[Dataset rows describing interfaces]
<<<<

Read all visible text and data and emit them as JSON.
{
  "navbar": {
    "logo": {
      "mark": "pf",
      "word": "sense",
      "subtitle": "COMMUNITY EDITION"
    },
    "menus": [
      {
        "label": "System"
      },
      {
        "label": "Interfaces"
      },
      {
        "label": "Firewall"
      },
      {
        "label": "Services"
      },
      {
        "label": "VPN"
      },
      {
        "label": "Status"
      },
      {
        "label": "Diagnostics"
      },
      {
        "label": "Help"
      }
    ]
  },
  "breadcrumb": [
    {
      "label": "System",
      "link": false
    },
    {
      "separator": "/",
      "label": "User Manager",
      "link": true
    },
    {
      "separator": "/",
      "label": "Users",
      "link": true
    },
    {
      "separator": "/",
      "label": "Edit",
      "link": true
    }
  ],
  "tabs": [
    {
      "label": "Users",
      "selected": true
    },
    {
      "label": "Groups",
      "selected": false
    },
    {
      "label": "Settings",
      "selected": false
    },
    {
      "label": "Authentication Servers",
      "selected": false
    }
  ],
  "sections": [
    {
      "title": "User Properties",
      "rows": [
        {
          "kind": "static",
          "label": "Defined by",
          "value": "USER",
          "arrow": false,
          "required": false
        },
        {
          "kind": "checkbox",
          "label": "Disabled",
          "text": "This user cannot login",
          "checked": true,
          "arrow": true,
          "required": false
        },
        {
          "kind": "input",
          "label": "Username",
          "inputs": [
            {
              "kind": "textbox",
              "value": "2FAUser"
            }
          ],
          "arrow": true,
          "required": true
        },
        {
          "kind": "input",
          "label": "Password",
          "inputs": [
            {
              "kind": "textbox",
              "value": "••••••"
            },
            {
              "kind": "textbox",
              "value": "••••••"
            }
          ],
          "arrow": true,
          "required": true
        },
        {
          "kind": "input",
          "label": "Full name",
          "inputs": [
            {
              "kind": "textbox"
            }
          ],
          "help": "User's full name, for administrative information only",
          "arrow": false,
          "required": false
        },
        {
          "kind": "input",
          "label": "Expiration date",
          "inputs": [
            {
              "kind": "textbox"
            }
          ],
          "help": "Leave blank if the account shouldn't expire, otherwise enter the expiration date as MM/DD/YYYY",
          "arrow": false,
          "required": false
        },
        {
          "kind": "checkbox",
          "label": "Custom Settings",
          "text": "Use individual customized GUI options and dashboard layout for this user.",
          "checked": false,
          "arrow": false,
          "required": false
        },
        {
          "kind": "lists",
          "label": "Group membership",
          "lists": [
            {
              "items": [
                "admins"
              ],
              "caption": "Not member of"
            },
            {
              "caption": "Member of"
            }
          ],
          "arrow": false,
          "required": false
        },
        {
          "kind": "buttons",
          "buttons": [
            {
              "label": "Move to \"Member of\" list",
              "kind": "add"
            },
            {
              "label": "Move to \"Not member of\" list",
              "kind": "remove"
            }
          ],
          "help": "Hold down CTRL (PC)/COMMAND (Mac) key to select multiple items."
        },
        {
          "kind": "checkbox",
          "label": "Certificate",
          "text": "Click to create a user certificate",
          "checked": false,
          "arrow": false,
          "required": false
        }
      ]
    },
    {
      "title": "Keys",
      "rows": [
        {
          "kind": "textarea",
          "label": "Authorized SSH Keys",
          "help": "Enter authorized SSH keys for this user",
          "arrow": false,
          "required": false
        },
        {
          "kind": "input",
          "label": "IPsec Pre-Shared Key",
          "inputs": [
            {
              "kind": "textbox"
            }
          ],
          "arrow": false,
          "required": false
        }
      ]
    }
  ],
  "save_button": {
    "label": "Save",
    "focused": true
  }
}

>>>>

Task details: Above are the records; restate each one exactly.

Written response:
Read all visible text and data and emit them as JSON.
{
  "navbar": {
    "logo": {
      "mark": "pf",
      "word": "sense",
      "subtitle": "COMMUNITY EDITION"
    },
    "menus": [
      {
        "label": "System"
      },
      {
        "label": "Interfaces"
      },
      {
        "label": "Firewall"
      },
      {
        "label": "Services"
      },
      {
        "label": "VPN"
      },
      {
        "label": "Status"
      },
      {
        "label": "Diagnostics"
      },
      {
        "label": "Help"
      }
    ]
  },
  "breadcrumb": [
    {
      "label": "System",
      "link": false
    },
    {
      "separator": "/",
      "label": "User Manager",
      "link": true
    },
    {
      "separator": "/",
      "label": "Users",
      "link": true
    },
    {
      "separator": "/",
      "label": "Edit",
      "link": true
    }
  ],
  "tabs": [
    {
      "label": "Users",
      "selected": true
    },
    {
      "label": "Groups",
      "selected": false
    },
    {
      "label": "Settings",
      "selected": false
    },
    {
      "label": "Authentication Servers",
      "selected": false
    }
  ],
  "sections": [
    {
      "title": "User Properties",
      "rows": [
        {
          "kind": "static",
          "label": "Defined by",
          "value": "USER",
          "arrow": false,
          "required": false
        },
        {
          "kind": "checkbox",
          "label": "Disabled",
          "text": "This user cannot login",
          "checked": true,
          "arrow": true,
          "required": false
        },
        {
          "kind": "input",
          "label": "Username",
          "inputs": [
            {
              "kind": "textbox",
              "value": "2FAUser"
            }
          ],
          "arrow": true,
          "required": true
        },
        {
          "kind": "input",
          "label": "Password",
          "inputs": [
            {
              "kind": "textbox",
              "value": "••••••"
            },
            {
              "kind": "textbox",
              "value": "••••••"
            }
          ],
          "arrow": true,
          "required": true
        },
        {
          "kind": "input",
          "label": "Full name",
          "inputs": [
            {
              "kind": "textbox"
            }
          ],
          "help": "User's full name, for administrative information only",
          "arrow": false,
          "required": false
        },
        {
          "kind": "input",
          "label": "Expiration date",
          "inputs": [
            {
              "kind": "textbox"
            }
          ],
          "help": "Leave blank if the account shouldn't expire, otherwise enter the expiration date as MM/DD/YYYY",
          "arrow": false,
          "required": false
        },
        {
          "kind": "checkbox",
          "label": "Custom Settings",
          "text": "Use individual customized GUI options and dashboard layout for this user.",
          "checked": false,
          "arrow": false,
          "required": false
        },
        {
          "kind": "lists",
          "label": "Group membership",
          "lists": [
            {
              "items": [
                "admins"
              ],
              "caption": "Not member of"
            },
            {
              "caption": "Member of"
            }
          ],
          "arrow": false,
          "required": false
        },
        {
          "kind": "buttons",
          "buttons": [
            {
              "label": "Move to \"Member of\" list",
              "kind": "add"
            },
            {
              "label": "Move to \"Not member of\" list",
              "kind": "remove"
            }
          ],
          "help": "Hold down CTRL (PC)/COMMAND (Mac) key to select multiple items."
        },
        {
          "kind": "checkbox",
          "label": "Certificate",
          "text": "Click to create a user certificate",
          "checked": false,
          "arrow": false,
          "required": false
        }
      ]
    },
    {
      "title": "Keys",
      "rows": [
        {
          "kind": "textarea",
          "label": "Authorized SSH Keys",
          "help": "Enter authorized SSH keys for this user",
          "arrow": false,
          "required": false
        },
        {
          "kind": "input",
          "label": "IPsec Pre-Shared Key",
          "inputs": [
            {
              "kind": "textbox"
            }
          ],
          "arrow": false,
          "required": false
        }
      ]
    }
  ],
  "save_button": {
    "label": "Save",
    "focused": true
  }
}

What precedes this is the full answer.